A little bit of Irish Folklore on these cold and windy March days…
“Days of the Brindle Cow”, in Irish “Laethantha na Bó Riabhaí”
In our Irish Calendar, The Days of the Brindle Cow or The Old Cows Days are the final days in the month of March and the first three days in April.
This expression comes from an old folktale, demonstrating the unpredictability of the weather at this time of year here in Ireland. . .
The folktale is as follows:
As the month of March drew to its end, an old brindled cow boasted to the rest of the herd that even this harshest of months could not kill her. The month of March, overhearing the boastful heifer, took umbrage with her and so decided to teach her a lesson. . .
So, March ‘borrowed’ three days from the month of April and made each of them bitterly cold, sending howling westerly winds and heavy rains.

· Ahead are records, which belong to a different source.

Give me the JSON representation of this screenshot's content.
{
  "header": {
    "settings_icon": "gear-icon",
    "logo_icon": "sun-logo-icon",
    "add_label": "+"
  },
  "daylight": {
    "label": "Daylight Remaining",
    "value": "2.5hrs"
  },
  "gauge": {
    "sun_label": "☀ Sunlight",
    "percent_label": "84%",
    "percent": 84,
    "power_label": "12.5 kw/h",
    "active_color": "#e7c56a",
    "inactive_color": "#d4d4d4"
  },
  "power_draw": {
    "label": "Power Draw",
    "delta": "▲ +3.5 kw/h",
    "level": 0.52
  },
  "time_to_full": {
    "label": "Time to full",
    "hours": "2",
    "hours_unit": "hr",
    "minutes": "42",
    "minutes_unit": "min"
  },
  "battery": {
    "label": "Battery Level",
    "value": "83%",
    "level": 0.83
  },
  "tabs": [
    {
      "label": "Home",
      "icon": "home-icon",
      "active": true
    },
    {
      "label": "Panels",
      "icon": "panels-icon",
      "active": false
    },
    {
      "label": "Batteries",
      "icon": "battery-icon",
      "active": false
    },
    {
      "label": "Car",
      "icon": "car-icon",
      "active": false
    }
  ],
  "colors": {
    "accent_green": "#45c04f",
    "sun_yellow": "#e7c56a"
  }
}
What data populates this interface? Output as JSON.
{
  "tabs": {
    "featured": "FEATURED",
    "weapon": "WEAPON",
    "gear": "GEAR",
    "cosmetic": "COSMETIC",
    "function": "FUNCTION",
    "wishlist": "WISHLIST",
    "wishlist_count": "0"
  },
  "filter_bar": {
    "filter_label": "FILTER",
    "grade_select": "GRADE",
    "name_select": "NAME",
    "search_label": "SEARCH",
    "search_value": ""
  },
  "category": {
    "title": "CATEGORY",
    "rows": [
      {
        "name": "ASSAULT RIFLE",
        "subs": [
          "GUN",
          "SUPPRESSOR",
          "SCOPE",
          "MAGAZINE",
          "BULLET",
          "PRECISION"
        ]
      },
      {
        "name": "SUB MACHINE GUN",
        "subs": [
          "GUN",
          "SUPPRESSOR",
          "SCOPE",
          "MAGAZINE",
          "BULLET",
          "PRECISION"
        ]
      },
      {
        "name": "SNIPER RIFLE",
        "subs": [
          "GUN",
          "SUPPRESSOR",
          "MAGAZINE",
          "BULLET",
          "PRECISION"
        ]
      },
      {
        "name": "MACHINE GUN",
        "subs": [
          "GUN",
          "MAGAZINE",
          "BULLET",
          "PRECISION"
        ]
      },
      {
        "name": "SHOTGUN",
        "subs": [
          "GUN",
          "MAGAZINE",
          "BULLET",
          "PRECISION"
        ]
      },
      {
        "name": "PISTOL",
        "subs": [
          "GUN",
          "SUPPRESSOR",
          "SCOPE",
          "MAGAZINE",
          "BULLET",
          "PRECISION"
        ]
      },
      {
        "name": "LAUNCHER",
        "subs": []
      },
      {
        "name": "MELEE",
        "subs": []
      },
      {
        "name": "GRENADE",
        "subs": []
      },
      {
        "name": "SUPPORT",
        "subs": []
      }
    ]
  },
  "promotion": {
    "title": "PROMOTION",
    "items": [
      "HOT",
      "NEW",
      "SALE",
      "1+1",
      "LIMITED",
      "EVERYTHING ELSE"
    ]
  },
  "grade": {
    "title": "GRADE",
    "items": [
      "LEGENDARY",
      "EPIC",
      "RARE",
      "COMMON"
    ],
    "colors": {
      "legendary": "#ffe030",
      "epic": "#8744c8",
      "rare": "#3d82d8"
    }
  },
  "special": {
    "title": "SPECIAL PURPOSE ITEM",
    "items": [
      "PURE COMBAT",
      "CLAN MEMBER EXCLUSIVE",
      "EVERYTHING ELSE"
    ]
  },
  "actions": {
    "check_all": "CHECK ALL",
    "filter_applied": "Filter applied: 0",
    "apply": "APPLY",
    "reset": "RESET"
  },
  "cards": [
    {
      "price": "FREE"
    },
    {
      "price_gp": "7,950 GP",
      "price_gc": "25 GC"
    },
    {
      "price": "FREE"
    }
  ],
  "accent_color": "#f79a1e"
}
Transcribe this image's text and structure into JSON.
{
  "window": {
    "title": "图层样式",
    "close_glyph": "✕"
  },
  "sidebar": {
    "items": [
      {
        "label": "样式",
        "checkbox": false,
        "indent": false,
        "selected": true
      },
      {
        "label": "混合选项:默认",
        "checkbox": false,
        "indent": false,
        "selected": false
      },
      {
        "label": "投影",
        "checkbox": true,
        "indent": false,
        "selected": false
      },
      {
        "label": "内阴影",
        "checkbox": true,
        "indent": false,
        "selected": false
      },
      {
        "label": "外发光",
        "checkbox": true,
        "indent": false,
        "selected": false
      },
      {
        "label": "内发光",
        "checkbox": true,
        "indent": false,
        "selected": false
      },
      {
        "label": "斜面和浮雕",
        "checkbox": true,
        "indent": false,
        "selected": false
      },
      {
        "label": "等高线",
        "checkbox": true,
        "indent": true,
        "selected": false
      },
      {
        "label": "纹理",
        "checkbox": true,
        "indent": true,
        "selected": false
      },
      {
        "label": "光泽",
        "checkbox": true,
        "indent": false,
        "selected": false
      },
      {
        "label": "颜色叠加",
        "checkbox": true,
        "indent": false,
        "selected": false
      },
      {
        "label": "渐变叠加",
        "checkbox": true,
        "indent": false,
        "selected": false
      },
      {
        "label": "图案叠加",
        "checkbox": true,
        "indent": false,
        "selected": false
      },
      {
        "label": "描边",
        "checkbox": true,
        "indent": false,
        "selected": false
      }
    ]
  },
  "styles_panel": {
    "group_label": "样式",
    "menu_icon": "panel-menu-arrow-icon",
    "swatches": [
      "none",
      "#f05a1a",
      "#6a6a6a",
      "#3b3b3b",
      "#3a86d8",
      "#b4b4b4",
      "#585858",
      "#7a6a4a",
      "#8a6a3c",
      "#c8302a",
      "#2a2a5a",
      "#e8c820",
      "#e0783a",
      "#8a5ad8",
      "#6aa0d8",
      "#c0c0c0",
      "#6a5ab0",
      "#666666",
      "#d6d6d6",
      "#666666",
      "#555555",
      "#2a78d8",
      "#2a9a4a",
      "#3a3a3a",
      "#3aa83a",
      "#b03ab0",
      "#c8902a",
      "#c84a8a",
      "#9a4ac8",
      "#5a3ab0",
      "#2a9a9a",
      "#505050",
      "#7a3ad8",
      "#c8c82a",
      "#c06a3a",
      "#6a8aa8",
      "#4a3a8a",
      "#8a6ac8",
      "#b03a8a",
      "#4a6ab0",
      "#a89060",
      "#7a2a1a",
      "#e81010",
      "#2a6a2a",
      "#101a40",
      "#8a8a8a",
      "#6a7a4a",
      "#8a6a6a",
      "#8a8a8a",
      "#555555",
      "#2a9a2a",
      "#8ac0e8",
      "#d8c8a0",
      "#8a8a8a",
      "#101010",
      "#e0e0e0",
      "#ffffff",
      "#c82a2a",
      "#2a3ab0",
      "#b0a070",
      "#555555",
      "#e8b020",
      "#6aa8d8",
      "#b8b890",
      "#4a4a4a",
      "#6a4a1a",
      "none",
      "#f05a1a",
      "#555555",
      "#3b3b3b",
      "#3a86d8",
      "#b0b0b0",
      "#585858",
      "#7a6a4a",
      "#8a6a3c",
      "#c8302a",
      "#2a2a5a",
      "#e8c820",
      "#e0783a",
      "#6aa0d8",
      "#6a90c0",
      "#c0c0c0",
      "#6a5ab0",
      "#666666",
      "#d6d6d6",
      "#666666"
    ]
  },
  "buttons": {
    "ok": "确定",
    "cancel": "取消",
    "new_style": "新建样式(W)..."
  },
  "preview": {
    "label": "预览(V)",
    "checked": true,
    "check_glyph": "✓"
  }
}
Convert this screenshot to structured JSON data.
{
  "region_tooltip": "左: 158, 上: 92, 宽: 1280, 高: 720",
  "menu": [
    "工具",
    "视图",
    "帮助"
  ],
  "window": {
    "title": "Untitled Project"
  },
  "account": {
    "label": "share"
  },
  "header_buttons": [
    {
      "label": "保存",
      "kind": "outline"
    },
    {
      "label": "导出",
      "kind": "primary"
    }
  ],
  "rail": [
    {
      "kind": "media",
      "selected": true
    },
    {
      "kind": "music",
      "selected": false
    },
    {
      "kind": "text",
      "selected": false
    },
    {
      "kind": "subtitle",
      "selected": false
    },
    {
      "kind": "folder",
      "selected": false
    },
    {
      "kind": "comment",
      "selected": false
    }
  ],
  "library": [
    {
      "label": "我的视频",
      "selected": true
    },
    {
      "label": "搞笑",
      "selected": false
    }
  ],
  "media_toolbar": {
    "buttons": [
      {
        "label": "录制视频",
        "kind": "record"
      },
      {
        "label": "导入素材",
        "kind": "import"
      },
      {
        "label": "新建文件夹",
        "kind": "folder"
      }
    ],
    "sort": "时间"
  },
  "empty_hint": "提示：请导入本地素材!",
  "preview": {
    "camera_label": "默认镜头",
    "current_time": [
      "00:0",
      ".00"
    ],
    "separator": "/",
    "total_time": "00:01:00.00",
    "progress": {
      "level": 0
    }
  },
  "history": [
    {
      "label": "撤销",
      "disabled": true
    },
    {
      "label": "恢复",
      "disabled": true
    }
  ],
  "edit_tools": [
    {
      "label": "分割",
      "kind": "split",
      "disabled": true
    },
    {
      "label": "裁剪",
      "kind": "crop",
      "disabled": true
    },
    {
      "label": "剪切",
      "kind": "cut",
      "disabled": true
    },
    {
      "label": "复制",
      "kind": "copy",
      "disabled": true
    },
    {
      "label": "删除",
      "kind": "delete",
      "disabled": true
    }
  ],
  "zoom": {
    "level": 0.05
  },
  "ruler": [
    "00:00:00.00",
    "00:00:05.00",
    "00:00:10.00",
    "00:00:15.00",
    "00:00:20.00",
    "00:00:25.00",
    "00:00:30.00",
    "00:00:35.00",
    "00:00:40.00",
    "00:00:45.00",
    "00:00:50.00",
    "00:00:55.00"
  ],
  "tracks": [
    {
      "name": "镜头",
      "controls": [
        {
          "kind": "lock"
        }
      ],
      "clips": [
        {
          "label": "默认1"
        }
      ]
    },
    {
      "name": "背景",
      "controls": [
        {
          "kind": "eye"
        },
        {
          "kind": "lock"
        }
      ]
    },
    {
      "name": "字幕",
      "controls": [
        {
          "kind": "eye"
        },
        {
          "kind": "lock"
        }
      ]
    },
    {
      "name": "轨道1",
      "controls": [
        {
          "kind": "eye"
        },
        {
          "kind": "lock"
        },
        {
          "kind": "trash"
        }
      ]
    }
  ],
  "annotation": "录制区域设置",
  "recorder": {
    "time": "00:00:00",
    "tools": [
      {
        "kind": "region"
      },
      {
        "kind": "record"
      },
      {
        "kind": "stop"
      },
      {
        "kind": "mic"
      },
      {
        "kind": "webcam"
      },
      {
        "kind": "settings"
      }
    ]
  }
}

The result was the demise of this poor and unfortunate Brindled Cow !
The Brindled Cow (Bó Riabhach) was once a common native breed here in Ireland but now are dwindling out.
From the Irish Rare Breeds Association:
“The word “riabhach” is given in O Donaill’s dictionary as “streaked”, striped, brindled and the spelling has remained unchanged back to Old Irish. The pronunciation in English is “on vo ree-av-och”. Riabhach also has wider meanings as in speckled grey, dull, drab, e.g. “ La riabhach” – a dull day.
Unfortunately, the numbers of Bó Riabhach Cattle remaining in Ireland are estimated to be as little as 60-70 and are spread amongst ten devoted breeders throughout the country.”
Image Credit: https://www.irbs.ie/b-riabhach